Content starts

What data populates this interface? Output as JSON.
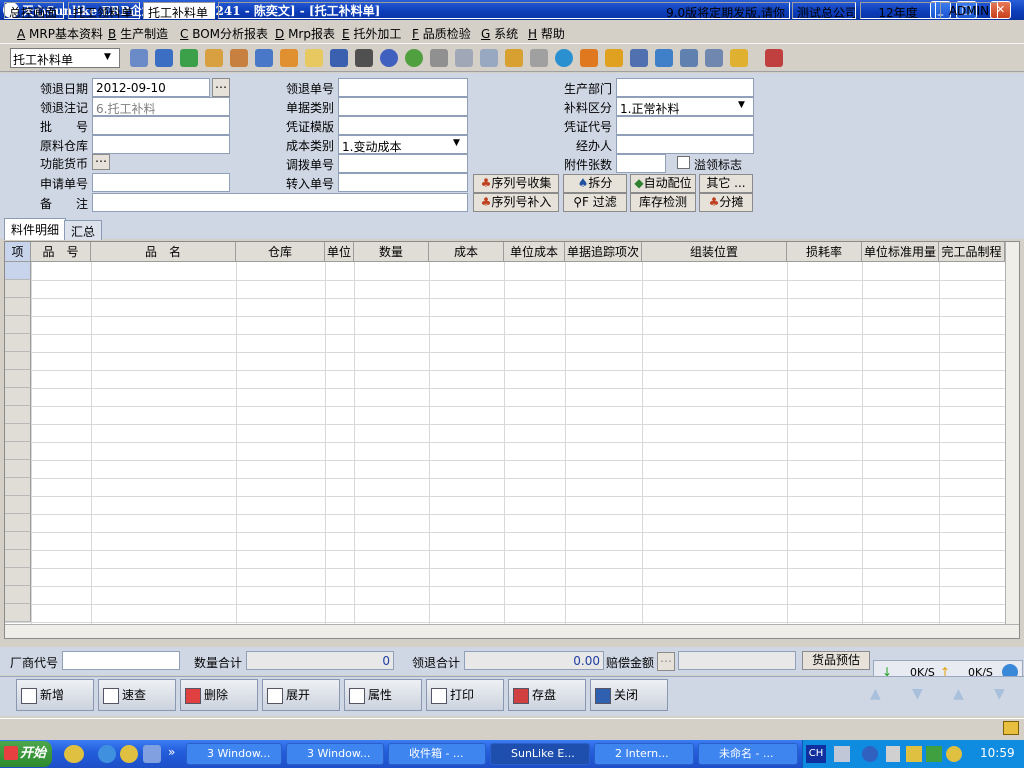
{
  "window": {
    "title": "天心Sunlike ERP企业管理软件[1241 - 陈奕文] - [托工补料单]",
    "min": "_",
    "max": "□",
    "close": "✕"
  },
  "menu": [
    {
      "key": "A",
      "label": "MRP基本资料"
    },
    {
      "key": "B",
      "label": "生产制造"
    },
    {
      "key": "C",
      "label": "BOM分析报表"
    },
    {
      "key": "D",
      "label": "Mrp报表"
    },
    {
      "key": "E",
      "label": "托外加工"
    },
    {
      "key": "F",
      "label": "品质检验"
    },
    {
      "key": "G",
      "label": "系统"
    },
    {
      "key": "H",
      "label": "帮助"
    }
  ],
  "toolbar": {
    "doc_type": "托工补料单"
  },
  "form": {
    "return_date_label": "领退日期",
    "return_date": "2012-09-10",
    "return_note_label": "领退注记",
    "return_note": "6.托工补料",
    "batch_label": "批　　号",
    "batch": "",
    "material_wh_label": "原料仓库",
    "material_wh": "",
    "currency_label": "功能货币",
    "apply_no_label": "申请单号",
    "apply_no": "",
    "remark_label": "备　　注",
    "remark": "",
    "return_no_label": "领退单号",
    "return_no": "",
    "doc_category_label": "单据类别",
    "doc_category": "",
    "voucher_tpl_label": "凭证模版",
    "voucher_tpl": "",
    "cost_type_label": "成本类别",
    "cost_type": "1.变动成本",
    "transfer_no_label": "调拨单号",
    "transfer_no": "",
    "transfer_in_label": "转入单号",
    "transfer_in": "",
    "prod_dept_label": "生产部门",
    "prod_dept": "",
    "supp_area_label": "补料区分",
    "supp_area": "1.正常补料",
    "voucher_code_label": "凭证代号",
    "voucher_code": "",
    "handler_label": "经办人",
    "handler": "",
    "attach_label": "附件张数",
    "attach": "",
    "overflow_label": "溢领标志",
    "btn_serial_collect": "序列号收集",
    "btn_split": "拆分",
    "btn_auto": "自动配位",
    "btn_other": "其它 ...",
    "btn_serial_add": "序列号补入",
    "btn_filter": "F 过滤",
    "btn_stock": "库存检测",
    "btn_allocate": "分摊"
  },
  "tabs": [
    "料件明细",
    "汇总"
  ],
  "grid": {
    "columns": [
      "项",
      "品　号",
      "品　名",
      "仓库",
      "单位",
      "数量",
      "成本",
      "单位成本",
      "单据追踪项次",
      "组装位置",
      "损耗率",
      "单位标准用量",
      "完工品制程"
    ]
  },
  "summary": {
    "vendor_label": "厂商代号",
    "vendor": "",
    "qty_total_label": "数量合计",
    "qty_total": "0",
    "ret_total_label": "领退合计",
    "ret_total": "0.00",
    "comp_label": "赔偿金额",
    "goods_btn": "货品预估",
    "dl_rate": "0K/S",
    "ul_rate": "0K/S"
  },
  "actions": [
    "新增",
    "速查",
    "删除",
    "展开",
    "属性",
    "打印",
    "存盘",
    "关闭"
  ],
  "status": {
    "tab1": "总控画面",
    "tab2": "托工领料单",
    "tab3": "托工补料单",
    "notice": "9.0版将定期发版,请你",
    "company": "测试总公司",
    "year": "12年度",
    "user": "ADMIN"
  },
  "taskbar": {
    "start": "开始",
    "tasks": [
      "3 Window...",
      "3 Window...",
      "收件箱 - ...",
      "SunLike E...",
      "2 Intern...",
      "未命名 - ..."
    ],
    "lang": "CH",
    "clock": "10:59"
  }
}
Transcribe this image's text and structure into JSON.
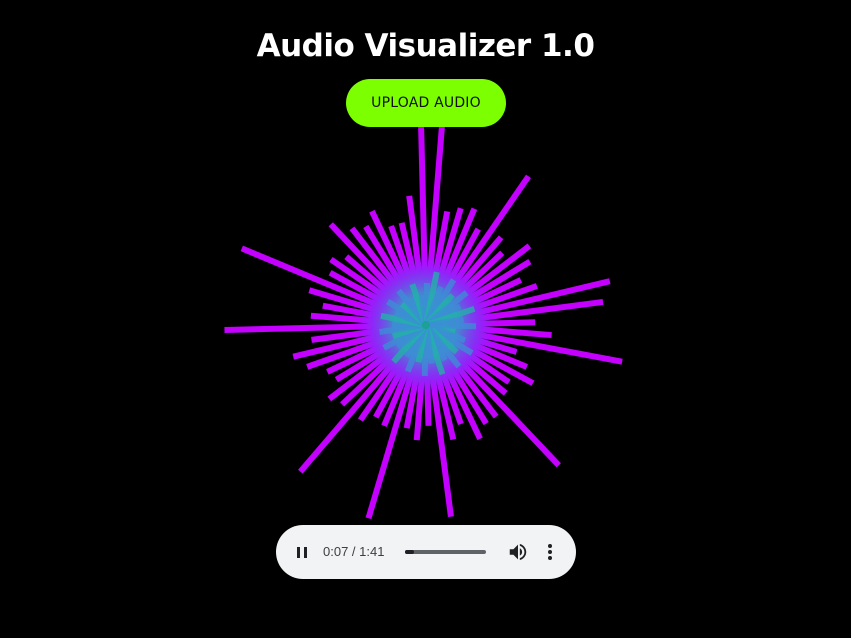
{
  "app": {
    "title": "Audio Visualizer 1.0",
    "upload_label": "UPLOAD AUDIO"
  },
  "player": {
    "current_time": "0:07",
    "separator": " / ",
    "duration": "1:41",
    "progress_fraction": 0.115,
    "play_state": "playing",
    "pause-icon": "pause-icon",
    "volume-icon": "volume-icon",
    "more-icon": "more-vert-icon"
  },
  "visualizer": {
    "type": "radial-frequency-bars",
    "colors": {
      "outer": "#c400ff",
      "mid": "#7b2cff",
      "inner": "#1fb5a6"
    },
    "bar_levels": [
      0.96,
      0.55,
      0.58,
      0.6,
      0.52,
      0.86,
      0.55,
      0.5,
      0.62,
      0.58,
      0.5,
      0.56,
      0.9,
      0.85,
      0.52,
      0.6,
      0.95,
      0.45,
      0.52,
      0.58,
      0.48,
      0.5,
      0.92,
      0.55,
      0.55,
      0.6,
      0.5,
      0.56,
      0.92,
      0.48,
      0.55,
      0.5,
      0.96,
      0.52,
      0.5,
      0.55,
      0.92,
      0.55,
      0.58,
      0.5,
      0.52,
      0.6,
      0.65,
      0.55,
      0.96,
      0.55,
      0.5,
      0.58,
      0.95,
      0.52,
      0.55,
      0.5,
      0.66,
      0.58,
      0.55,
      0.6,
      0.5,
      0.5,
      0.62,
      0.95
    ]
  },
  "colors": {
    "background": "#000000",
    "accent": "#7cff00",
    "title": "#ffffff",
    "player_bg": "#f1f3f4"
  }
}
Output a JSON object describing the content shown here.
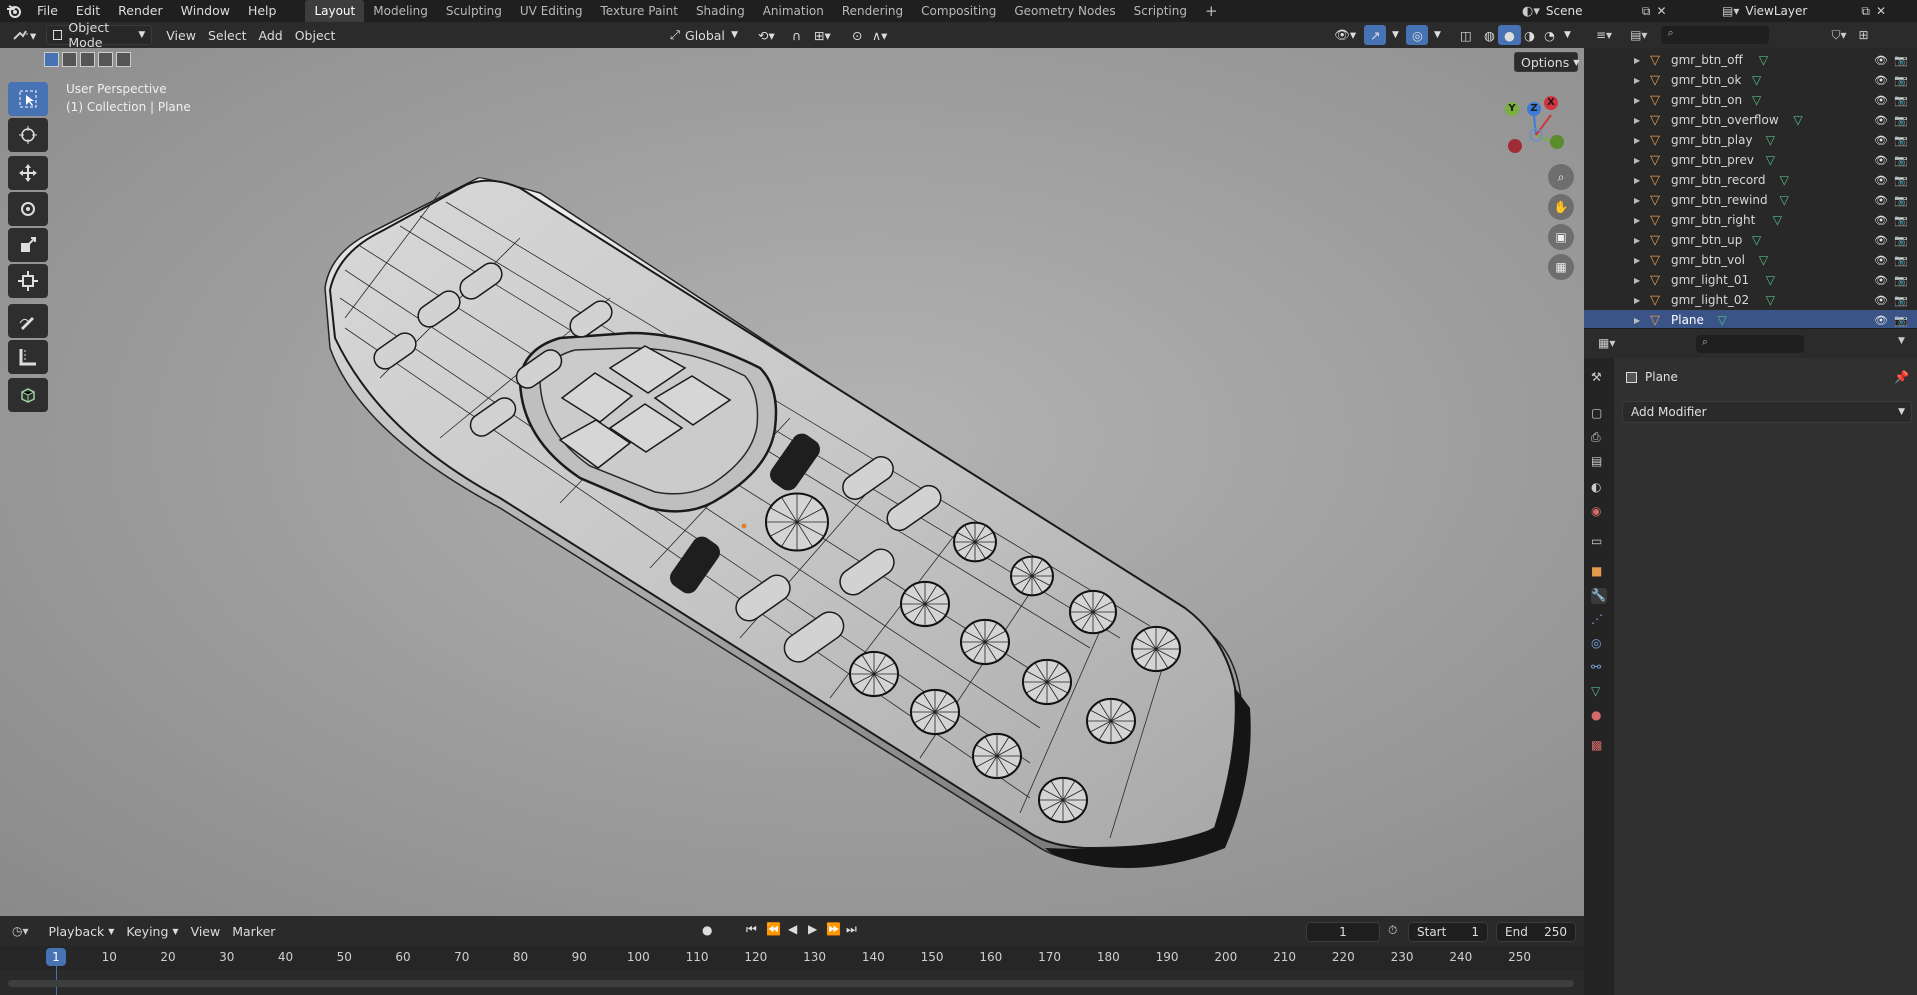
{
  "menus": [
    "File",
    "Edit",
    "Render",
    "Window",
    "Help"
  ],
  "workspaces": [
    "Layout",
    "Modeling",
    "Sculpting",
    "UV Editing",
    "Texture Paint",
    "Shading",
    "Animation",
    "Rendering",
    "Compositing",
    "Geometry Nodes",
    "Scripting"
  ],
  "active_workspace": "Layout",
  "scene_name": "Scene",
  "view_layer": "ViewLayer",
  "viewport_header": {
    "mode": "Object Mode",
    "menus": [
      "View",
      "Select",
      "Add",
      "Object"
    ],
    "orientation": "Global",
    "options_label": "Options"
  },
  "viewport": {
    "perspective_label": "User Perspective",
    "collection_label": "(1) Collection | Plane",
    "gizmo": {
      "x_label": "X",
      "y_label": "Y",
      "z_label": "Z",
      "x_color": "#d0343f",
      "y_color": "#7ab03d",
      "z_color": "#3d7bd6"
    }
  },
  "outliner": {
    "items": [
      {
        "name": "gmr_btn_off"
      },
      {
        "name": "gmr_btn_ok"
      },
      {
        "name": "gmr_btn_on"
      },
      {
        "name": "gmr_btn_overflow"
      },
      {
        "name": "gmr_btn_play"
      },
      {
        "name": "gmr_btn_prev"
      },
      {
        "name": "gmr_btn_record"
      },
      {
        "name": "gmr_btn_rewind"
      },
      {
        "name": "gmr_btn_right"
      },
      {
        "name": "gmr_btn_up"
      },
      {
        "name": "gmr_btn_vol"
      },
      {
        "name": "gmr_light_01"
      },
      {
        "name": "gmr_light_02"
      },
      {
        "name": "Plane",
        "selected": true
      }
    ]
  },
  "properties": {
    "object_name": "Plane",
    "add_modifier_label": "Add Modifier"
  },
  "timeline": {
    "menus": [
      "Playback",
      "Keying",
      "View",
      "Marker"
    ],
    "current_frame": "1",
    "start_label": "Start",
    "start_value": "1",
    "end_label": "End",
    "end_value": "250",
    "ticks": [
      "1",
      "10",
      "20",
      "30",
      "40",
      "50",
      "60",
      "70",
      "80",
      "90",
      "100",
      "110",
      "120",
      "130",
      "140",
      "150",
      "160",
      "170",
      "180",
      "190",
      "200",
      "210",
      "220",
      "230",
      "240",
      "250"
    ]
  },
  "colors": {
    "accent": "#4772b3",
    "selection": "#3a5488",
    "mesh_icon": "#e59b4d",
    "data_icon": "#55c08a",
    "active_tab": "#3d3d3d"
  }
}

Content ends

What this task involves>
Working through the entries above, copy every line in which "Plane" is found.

Answer box>
    "collection_label": "(1) Collection | Plane",
        "name": "Plane",
    "object_name": "Plane",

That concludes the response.